Somethings Wonderful This Way Came
1970's Vintage Caftan in At Play

About Harwood Steiger

Harwood Steiger opened a silk screening studio in Tubac, AZ, in 1956.  Working closely with his wife, Sophie, they produced hundreds of desert centric designs in a multitude of colors over a 30 year period.  Mr. Steiger is originally from New York and worked in Martha's Vinyard and New York City before finally making a home in Red Hook, New York.  Mr. Steiger would work from his New York home during the summer when he would design and hand cut the silk screen stencils.  In September, the couple would travel to Tubac where they screened and sold the fabrics from the adobe studio until the onset of intense summer heat in May. 
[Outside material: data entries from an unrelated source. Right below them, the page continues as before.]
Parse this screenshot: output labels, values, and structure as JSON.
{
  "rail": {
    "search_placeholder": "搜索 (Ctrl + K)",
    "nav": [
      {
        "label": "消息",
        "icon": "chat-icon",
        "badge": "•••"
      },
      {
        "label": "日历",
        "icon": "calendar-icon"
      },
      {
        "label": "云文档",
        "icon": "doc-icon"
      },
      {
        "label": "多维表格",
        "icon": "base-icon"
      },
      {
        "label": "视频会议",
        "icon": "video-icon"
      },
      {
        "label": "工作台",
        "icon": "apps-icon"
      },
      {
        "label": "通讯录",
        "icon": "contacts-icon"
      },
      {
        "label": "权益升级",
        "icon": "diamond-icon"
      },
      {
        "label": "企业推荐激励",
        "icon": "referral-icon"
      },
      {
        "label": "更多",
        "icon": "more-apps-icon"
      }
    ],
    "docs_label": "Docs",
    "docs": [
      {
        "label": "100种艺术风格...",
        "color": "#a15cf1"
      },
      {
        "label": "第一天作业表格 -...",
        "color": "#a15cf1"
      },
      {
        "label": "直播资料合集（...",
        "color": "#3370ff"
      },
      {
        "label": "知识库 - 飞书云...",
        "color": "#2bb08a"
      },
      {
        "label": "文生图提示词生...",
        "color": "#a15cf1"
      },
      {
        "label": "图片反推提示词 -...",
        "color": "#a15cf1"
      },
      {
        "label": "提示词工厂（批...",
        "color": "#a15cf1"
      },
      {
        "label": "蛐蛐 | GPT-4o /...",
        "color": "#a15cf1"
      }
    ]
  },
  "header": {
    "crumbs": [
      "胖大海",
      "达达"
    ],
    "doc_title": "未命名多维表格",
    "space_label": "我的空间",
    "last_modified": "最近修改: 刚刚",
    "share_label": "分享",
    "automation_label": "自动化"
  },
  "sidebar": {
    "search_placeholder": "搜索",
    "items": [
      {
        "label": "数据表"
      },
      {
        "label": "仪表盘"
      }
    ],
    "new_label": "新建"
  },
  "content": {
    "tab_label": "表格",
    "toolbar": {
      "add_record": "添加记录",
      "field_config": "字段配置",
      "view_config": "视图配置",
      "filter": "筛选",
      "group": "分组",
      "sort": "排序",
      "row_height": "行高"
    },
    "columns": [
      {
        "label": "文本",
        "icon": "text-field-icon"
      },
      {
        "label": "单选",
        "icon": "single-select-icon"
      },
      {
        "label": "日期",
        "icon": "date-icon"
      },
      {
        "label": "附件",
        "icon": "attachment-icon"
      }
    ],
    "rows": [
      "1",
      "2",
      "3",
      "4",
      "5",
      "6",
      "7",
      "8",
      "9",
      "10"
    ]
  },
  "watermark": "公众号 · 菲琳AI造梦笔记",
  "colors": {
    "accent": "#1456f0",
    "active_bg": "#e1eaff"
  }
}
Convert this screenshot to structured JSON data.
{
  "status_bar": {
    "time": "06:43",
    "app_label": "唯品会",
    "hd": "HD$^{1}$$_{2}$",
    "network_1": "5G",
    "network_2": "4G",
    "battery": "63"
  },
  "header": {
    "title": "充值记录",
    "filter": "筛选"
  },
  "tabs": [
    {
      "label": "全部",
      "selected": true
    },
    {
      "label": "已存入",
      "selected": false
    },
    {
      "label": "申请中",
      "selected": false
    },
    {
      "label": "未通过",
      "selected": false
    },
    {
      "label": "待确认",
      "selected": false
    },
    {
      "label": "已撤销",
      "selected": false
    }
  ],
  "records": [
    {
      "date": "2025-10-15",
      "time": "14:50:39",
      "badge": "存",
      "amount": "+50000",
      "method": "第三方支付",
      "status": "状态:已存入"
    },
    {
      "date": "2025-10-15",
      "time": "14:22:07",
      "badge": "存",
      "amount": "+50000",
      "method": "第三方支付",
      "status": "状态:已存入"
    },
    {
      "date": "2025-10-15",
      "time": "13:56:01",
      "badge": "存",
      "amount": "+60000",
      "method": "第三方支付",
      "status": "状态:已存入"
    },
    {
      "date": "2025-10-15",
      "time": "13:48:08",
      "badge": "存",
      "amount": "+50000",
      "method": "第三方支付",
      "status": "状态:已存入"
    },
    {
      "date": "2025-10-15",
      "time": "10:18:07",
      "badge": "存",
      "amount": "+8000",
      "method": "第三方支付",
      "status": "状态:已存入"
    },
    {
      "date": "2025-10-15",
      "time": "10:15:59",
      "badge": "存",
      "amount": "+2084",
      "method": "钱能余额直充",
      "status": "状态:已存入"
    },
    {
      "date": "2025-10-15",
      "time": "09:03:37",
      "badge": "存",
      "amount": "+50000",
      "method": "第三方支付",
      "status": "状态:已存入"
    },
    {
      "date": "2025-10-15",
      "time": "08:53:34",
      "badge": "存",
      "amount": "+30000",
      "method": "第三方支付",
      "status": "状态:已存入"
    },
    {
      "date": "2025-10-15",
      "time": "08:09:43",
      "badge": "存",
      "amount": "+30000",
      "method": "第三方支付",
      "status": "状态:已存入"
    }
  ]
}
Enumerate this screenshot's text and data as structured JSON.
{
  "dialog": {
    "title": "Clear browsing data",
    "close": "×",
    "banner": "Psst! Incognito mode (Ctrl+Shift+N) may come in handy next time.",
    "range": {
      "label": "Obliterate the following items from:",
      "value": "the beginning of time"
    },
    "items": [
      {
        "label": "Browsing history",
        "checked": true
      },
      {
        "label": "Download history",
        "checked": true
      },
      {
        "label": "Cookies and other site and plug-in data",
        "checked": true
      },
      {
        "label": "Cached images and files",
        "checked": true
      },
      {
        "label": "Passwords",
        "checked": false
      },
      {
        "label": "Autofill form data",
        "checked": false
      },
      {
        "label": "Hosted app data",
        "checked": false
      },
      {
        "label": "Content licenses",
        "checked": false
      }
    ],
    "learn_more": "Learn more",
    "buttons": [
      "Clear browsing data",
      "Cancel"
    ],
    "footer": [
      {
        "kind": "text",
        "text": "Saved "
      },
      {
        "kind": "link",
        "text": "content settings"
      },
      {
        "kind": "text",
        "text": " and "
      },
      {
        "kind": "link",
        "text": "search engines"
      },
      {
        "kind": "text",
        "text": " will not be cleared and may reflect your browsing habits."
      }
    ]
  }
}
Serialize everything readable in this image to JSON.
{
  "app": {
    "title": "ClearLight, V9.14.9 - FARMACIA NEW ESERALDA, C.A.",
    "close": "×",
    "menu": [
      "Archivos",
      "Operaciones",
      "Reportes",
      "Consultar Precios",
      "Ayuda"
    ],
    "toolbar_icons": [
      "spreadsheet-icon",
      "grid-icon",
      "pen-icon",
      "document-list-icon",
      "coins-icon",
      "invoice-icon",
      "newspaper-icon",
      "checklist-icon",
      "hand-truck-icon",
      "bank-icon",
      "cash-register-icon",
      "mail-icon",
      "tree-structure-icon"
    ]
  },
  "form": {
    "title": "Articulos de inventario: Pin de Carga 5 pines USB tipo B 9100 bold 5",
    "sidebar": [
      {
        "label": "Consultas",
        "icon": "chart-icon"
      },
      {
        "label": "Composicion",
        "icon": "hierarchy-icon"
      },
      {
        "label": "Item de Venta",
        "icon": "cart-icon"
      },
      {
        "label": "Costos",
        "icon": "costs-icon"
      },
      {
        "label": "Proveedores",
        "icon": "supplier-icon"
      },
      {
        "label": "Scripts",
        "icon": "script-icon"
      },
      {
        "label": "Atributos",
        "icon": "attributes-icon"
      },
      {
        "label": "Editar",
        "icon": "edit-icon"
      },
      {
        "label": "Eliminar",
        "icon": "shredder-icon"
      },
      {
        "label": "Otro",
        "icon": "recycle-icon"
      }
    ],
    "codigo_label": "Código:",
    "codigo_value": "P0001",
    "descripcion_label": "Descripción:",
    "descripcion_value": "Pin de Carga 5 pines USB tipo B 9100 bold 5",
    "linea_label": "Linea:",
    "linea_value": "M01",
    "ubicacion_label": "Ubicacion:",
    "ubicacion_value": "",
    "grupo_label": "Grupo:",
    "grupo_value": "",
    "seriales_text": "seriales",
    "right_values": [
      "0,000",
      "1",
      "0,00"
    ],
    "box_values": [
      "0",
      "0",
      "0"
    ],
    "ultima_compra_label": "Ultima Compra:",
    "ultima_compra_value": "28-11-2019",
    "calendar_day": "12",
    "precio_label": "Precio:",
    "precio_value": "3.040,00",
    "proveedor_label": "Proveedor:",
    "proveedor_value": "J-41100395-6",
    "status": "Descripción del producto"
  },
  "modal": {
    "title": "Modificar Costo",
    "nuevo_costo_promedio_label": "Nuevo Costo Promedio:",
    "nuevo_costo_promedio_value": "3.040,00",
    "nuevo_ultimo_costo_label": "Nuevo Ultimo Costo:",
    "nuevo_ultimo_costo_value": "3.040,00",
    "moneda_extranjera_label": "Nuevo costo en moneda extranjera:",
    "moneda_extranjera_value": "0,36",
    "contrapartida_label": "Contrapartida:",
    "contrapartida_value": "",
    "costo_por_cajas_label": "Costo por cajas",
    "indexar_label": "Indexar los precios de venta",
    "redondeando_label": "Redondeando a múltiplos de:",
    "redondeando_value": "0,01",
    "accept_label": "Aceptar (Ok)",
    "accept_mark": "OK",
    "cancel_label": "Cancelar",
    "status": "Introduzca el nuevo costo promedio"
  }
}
Mr. Steiger was an important "first colonist" in Tubac where he helped found the Santa Cruz Valley Artists Associaton and recruited many of the early working artists for the village of Tubac, now known as, "Where the Arts Meet History." 

Many of the designs were produced in three basic categories:  table linens (tablecloths, place mats, tea towels), all over designs in yardage, and dress panels.  The dress panels are particularly interesting in that they were central stand alone designs, printed on permanent press poly cotton blends and sold in two yard lengths....just enough to create a simple shift. 

Harwood Steiger textiles became enormously popular with visitors traveling through Tubac.  Because of that, examples are being discovered from as far away as Canada.  They were no less popular with locals, as well.  A recent trip to Tubac turned up nearly 100 examples held by local residents all these years.  The colors remain bright, almost as if only printed yesterday. 

Harwood Steiger textiles remain popular today and are prized among collectors of fabric.  The cactus, roadrunners, quails, and botanical subjects of his desert designs are quintessential Harwood Steiger.  Less easily recognized are the wonderful abstracts, tropicals and Aztec designs, which are non-the-less wonderful. 

Mr. Steiger died at the age of 80 in Tubac and is buried in New York.  Following his death, the studio continued to operate under the guidance of his sister-in-law, Wanda Harlbuchs, until only a few years ago.  It is said by those who knew him that he was a hard working, dedicated artist and a good man.